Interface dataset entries
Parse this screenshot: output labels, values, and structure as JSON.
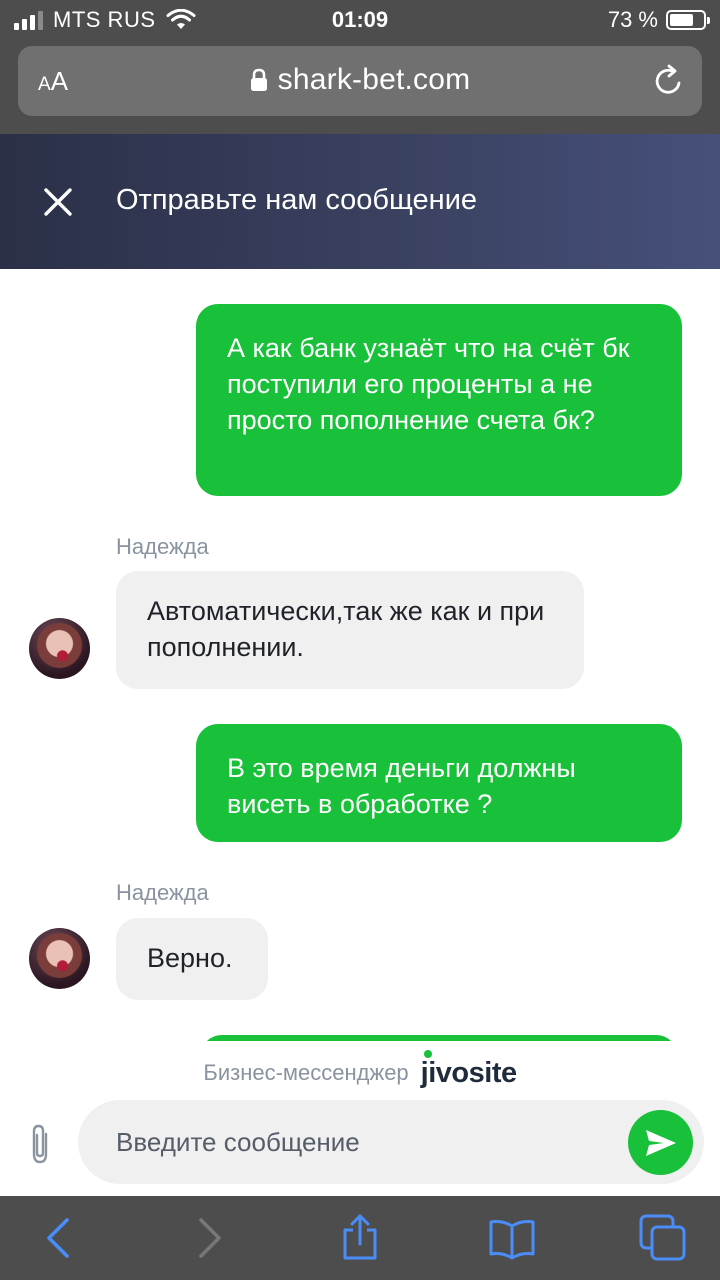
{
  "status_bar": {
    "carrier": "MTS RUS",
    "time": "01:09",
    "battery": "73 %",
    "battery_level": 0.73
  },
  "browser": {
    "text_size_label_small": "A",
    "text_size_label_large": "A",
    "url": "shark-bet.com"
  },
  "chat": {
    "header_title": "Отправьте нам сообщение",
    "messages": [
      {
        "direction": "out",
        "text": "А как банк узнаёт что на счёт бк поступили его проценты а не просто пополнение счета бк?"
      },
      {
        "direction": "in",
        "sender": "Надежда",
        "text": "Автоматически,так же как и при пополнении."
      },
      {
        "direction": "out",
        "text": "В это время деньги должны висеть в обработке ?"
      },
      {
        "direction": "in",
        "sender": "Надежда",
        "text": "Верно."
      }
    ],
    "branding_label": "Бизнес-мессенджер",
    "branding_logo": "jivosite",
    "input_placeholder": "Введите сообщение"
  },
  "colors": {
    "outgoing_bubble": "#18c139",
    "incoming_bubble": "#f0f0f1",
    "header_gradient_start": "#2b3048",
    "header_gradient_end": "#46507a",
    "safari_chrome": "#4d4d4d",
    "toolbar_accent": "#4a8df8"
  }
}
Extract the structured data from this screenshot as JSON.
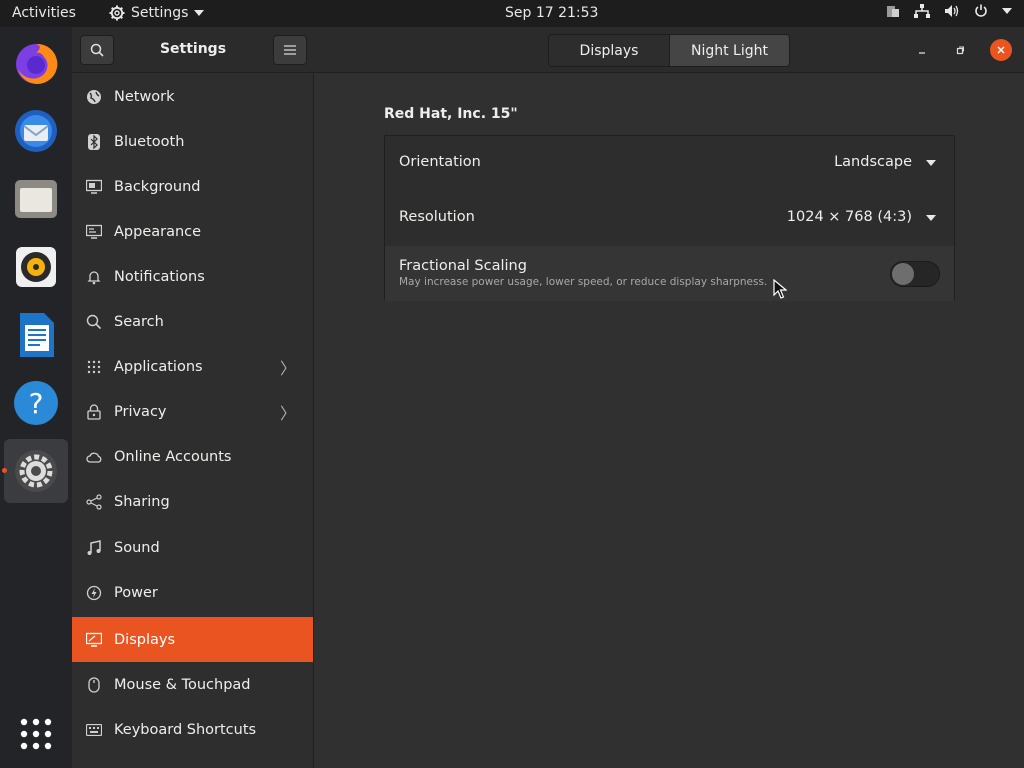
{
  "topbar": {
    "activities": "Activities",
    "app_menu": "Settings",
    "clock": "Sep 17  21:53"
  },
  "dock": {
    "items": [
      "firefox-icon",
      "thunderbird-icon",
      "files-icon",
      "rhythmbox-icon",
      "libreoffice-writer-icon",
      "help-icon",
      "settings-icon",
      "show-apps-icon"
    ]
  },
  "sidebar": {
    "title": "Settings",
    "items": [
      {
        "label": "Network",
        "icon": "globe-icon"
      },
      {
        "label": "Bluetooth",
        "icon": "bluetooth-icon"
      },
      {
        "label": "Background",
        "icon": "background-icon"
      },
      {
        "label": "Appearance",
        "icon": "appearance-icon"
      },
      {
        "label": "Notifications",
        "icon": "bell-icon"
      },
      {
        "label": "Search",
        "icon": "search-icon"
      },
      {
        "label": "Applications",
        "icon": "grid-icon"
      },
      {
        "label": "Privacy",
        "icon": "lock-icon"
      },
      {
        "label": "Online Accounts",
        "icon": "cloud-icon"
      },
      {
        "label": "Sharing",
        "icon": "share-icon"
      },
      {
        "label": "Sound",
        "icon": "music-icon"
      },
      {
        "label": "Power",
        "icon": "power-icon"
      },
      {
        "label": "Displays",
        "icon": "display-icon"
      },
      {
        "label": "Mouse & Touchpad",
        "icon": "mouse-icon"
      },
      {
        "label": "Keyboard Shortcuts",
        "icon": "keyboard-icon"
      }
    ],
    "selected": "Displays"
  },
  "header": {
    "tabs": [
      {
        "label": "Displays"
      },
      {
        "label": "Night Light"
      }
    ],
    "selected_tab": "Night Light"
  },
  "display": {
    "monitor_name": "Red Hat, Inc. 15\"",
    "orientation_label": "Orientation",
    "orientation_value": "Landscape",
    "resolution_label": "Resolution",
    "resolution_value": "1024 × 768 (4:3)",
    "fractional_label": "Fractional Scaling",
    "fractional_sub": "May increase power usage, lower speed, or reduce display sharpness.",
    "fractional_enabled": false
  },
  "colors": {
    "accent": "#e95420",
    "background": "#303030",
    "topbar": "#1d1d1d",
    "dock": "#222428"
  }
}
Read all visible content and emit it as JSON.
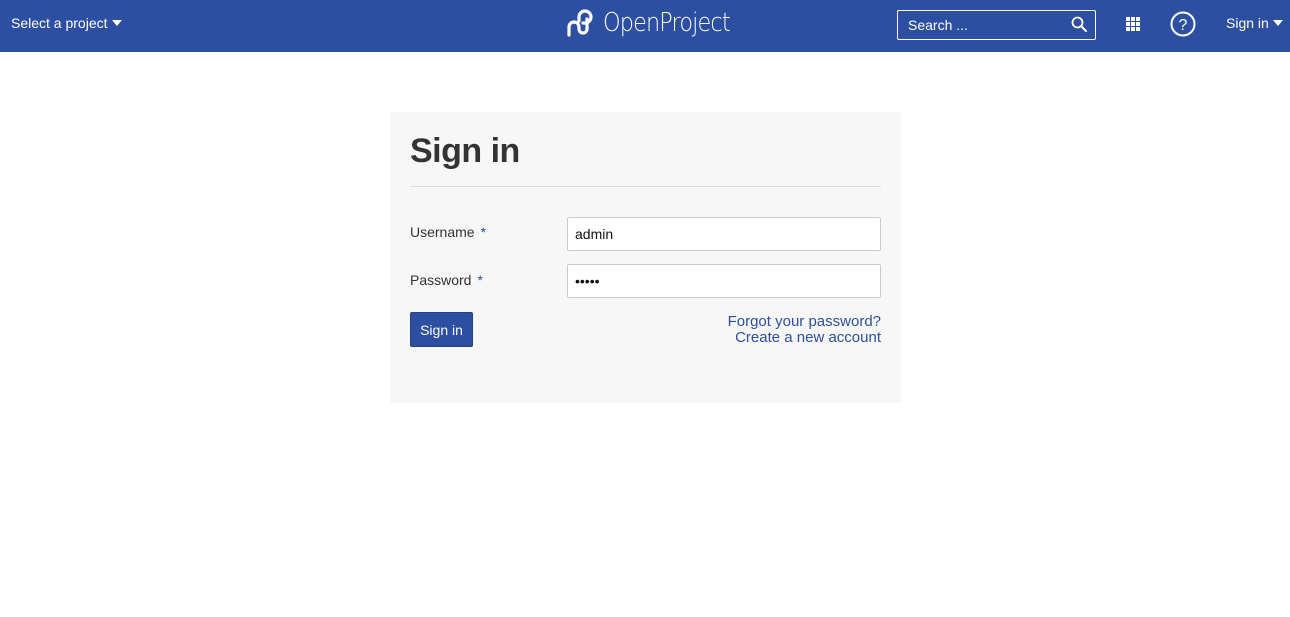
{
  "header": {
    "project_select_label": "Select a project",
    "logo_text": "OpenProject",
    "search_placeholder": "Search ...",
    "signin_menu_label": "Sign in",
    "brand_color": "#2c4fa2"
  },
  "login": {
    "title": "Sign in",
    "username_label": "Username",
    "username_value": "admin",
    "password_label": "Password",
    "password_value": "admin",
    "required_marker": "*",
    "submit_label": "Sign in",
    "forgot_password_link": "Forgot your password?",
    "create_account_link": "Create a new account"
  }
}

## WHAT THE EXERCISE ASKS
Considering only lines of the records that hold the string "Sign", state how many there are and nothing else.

## THE COMPLETED TASK
3